Task statement ->
In the records that follow, show each line where the word "your" is present.

Data ->

Content starts

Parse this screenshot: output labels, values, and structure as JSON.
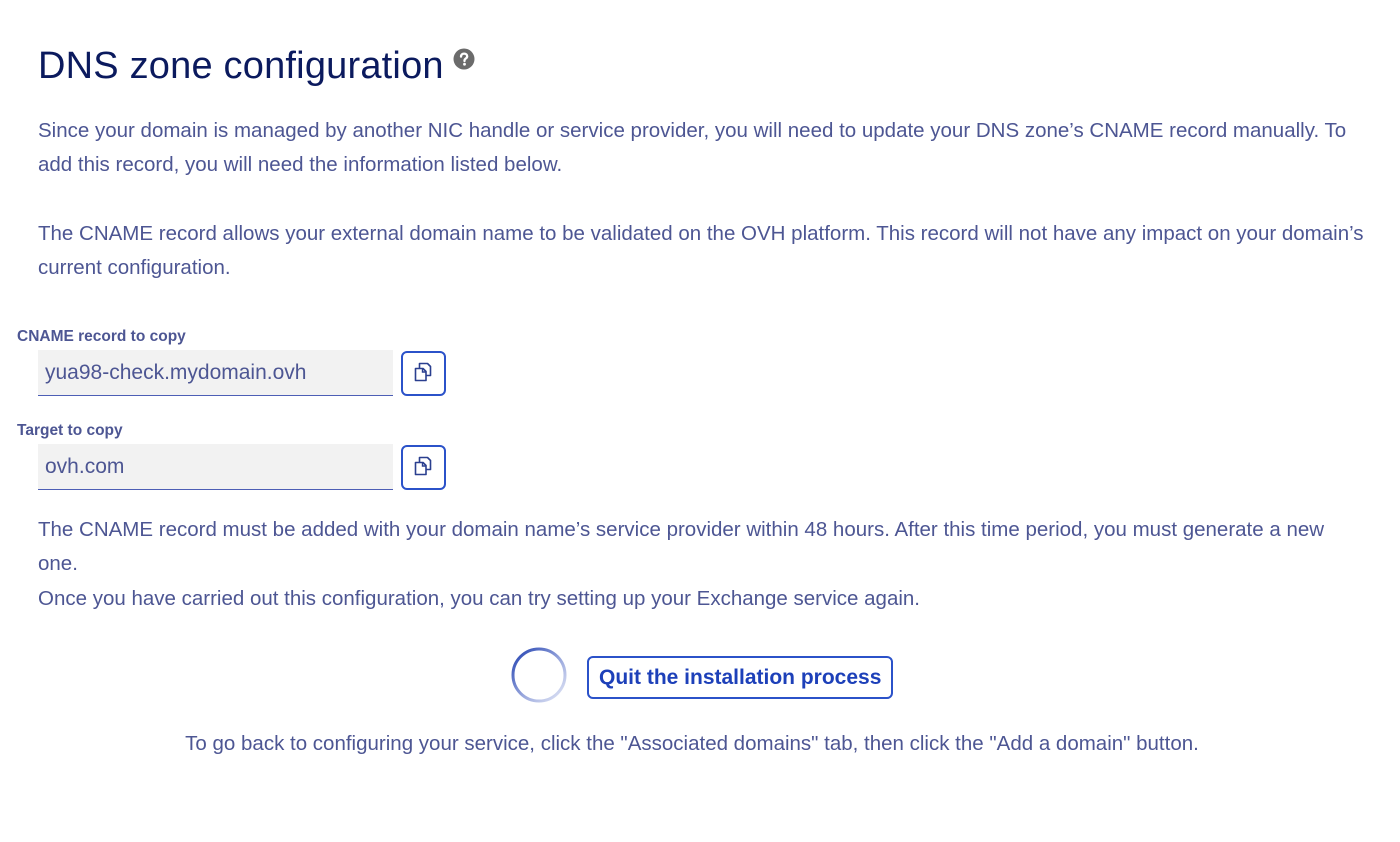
{
  "header": {
    "title": "DNS zone configuration",
    "help_icon": "question-circle-icon"
  },
  "intro": {
    "paragraph_1": "Since your domain is managed by another NIC handle or service provider, you will need to update your DNS zone’s CNAME record manually. To add this record, you will need the information listed below.",
    "paragraph_2": "The CNAME record allows your external domain name to be validated on the OVH platform. This record will not have any impact on your domain’s current configuration."
  },
  "fields": {
    "cname": {
      "label": "CNAME record to copy",
      "value": "yua98-check.mydomain.ovh",
      "copy_icon": "copy-icon"
    },
    "target": {
      "label": "Target to copy",
      "value": "ovh.com",
      "copy_icon": "copy-icon"
    }
  },
  "notes": {
    "deadline": "The CNAME record must be added with your domain name’s service provider within 48 hours. After this time period, you must generate a new one.",
    "retry": "Once you have carried out this configuration, you can try setting up your Exchange service again."
  },
  "actions": {
    "quit_label": "Quit the installation process",
    "spinner_icon": "loading-spinner-icon"
  },
  "footer": {
    "instruction": "To go back to configuring your service, click the \"Associated domains\" tab, then click the \"Add a domain\" button."
  },
  "colors": {
    "title": "#0b1a5e",
    "text": "#4d5693",
    "accent": "#2b52c9",
    "input_bg": "#f2f2f2"
  }
}
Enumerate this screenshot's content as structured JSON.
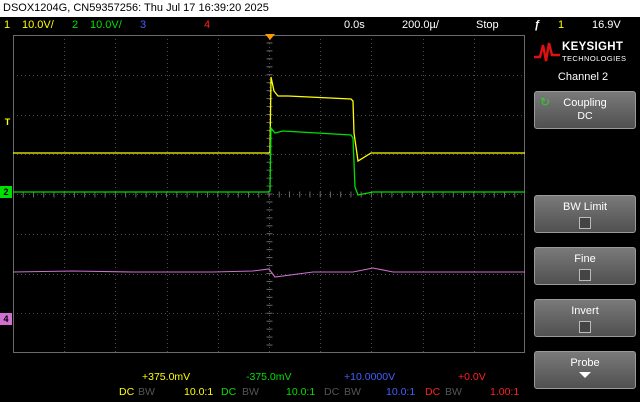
{
  "titlebar": {
    "text": "DSOX1204G, CN59357256: Thu Jul 17 16:39:20 2025"
  },
  "status": {
    "ch1_num": "1",
    "ch1_scale": "10.0V/",
    "ch2_num": "2",
    "ch2_scale": "10.0V/",
    "ch3_num": "3",
    "ch4_num": "4",
    "time_delay": "0.0s",
    "time_scale": "200.0µ/",
    "run_state": "Stop",
    "trigger_icon": "ƒ",
    "trigger_ch": "1",
    "trigger_level": "16.9V"
  },
  "side": {
    "brand": "KEYSIGHT",
    "tech": "TECHNOLOGIES",
    "menu_title": "Channel 2",
    "softkeys": [
      {
        "label": "Coupling",
        "value": "DC"
      },
      {
        "label": "BW Limit"
      },
      {
        "label": "Fine"
      },
      {
        "label": "Invert"
      },
      {
        "label": "Probe"
      }
    ]
  },
  "markers": {
    "trigger": "T",
    "ch2": "2",
    "ch4": "4"
  },
  "bottom": {
    "offsets": [
      "+375.0mV",
      "-375.0mV",
      "+10.0000V",
      "+0.0V"
    ],
    "coupling": [
      "DC",
      "DC",
      "DC",
      "DC"
    ],
    "bw": [
      "BW",
      "BW",
      "BW",
      "BW"
    ],
    "probe": [
      "10.0:1",
      "10.0:1",
      "10.0:1",
      "1.00:1"
    ]
  },
  "colors": {
    "ch1": "#ffff00",
    "ch2": "#00e000",
    "ch3": "#4060ff",
    "ch4": "#ff2020",
    "math": "#d070d0",
    "grid": "#4a4a4a",
    "trigger_marker": "#ff9900"
  }
}
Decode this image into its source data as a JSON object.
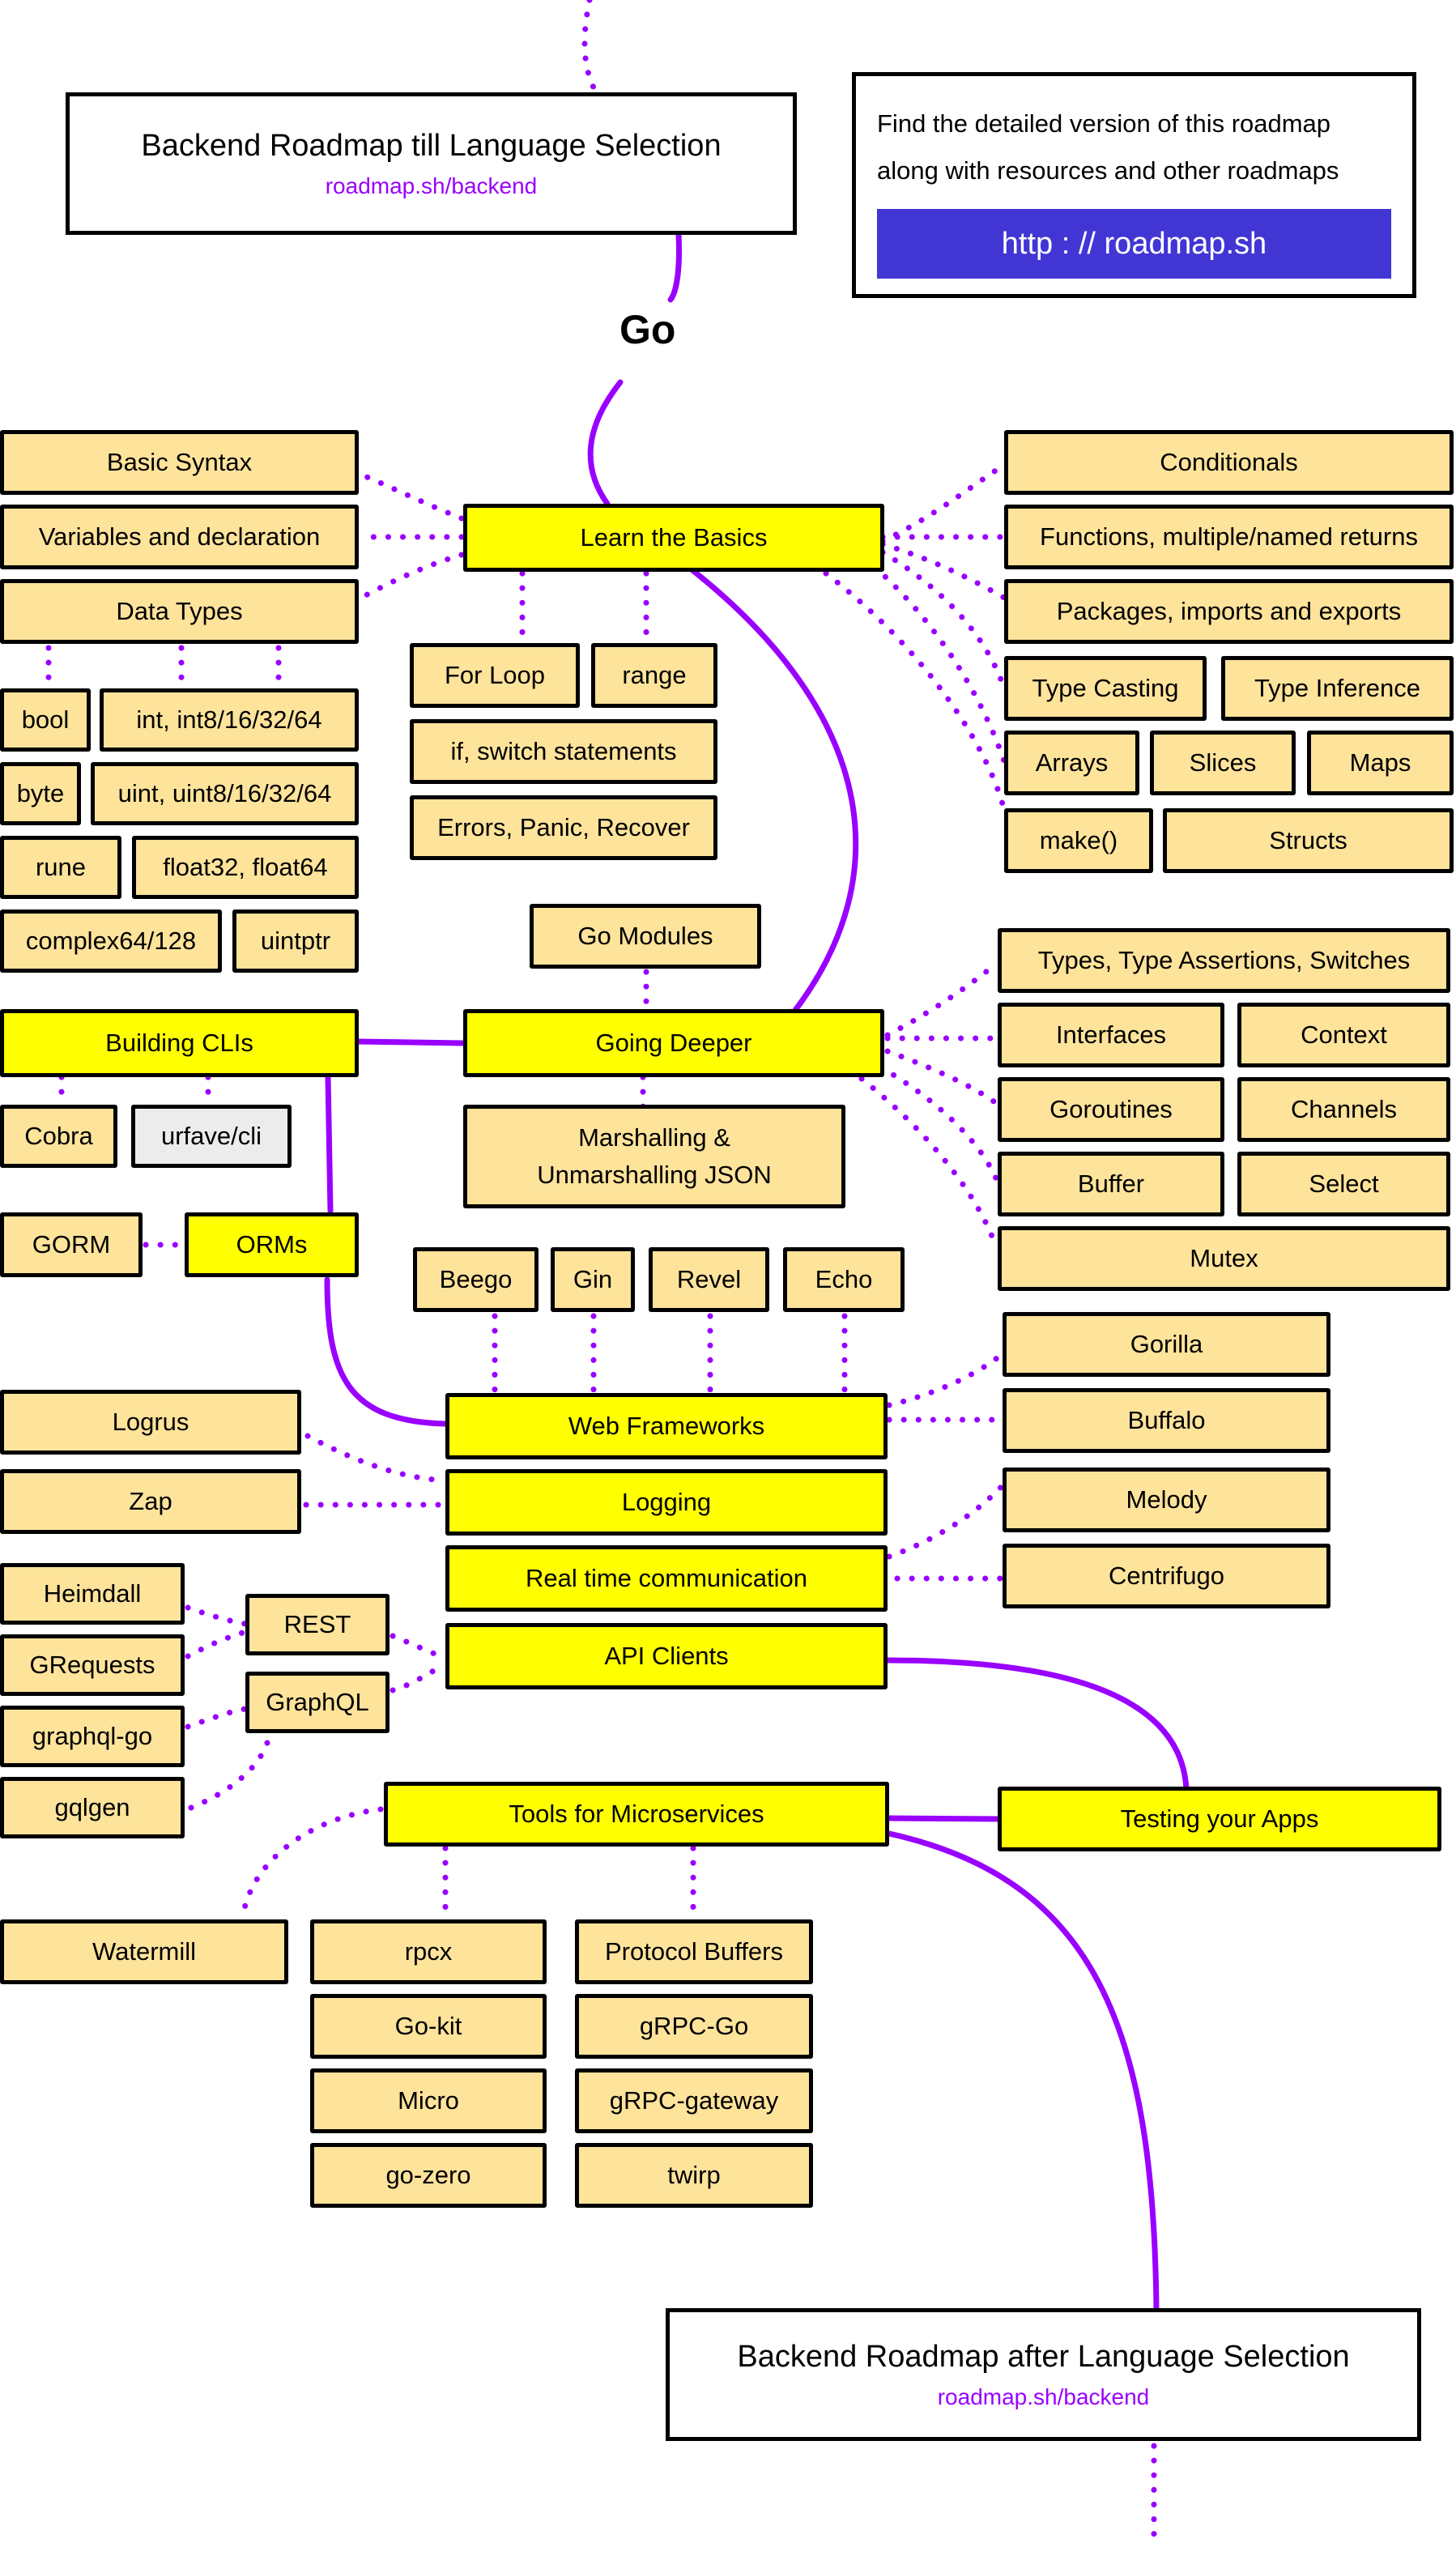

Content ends

Exercise solution ->
    "paragraph_1": "Since your domain is managed by another NIC handle or service provider, you will need to update your DNS zone’s CNAME record manually. To add this record, you will need the information listed below.",
    "paragraph_2": "The CNAME record allows your external domain name to be validated on the OVH platform. This record will not have any impact on your domain’s current configuration."
    "deadline": "The CNAME record must be added with your domain name’s service provider within 48 hours. After this time period, you must generate a new one.",
    "retry": "Once you have carried out this configuration, you can try setting up your Exchange service again."
    "instruction": "To go back to configuring your service, click the \"Associated domains\" tab, then click the \"Add a domain\" button."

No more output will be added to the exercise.